§ ACTIVITY
Lines from the listing below that contain the string "text" are to be reported.

*** Opening of DATA SHOWN ***

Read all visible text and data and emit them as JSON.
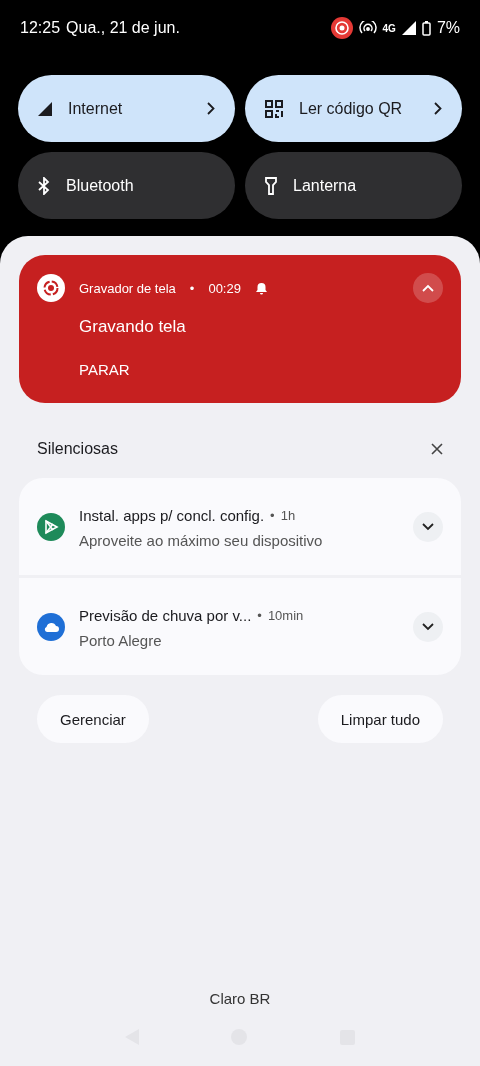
{
  "status_bar": {
    "time": "12:25",
    "date": "Qua., 21 de jun.",
    "network": "4G",
    "battery": "7%"
  },
  "tiles": [
    {
      "label": "Internet",
      "on": true,
      "kind": "signal",
      "chevron": true
    },
    {
      "label": "Ler código QR",
      "on": true,
      "kind": "qr",
      "chevron": true
    },
    {
      "label": "Bluetooth",
      "on": false,
      "kind": "bluetooth",
      "chevron": false
    },
    {
      "label": "Lanterna",
      "on": false,
      "kind": "flashlight",
      "chevron": false
    }
  ],
  "ongoing": {
    "app": "Gravador de tela",
    "separator": "•",
    "time": "00:29",
    "title": "Gravando tela",
    "action": "PARAR",
    "expanded": true
  },
  "silent": {
    "header": "Silenciosas",
    "notifications": [
      {
        "kind": "play",
        "title": "Instal. apps p/ concl. config.",
        "separator": "•",
        "time": "1h",
        "text": "Aproveite ao máximo seu dispositivo",
        "color": "#1e8a5a"
      },
      {
        "kind": "cloud",
        "title": "Previsão de chuva por v...",
        "separator": "•",
        "time": "10min",
        "text": "Porto Alegre",
        "color": "#1f6fd6"
      }
    ]
  },
  "buttons": [
    "Gerenciar",
    "Limpar tudo"
  ],
  "carrier": "Claro BR"
}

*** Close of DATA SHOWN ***

§ ANSWER BOX
Read all visible text and data and emit them as JSON.
        "text": "Aproveite ao máximo seu dispositivo",
        "text": "Porto Alegre",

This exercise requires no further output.